A chief fire officer has called for an investigation into why three long-serving firefighters were prosecuted following the deaths of four of their colleagues in a warehouse blaze.
Graeme Smith, the head of Warwickshire Fire and Rescue Service, claimed Adrian Ashley, Paul Simmons and Timothy Woodward had been "treated like common criminals" in the wake of the tragedy at Atherstone-on-Stour in 2007.
Jurors at Stafford Crown Court cleared Mr Ashley, 45, and 51-year-old Mr Woodward of gross negligence manslaughter after hearing six weeks of evidence about the deaths of Ashley Stephens, Darren Yates-Badley, John Averis and Ian Reid.
A third defendant, 50-year-old watch manager Paul Simmons, was acquitted of manslaughter on the directions of the judge part-way through the trial.
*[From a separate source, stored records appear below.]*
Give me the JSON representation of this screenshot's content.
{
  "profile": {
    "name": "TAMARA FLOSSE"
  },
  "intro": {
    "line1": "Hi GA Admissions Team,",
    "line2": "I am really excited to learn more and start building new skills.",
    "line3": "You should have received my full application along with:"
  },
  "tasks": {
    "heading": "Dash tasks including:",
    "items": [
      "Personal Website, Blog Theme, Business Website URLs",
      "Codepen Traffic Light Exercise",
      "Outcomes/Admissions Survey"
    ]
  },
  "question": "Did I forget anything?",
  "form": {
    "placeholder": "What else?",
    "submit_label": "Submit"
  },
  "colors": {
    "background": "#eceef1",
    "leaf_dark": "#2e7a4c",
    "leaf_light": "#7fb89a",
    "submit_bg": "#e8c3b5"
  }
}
Critics of the prosecution claim it placed too much reliance on the views of one expert witness, who compared the defendants to First World War generals sending lower ranks into a high-risk area.
It also emerged during the court proceedings that watch manager Ashley, station manager Woodward, and Mr Simmons were held in police cells overnight during questioning and had their belts and shoelaces seized.
Speaking after the verdicts, chief fire officer Smith said: "It is crystal clear that these cases should never have been brought to court.
"The police investigation into this fire took a wrong turn early on. The police treated decent fire officers like common criminals and the arsonist who started this fire has got away with it.
"It has taken almost five years and five million pounds of public money to construct a case against these three men and when it was presented in court it simply fell apart.
"The Warwickshire Fire and Rescue Service and the Chief Fire Officers Association will now be writing to the Home Secretary and the Justice Secretary to seek a formal investigation into how and why these legal proceedings were allowed to go forward."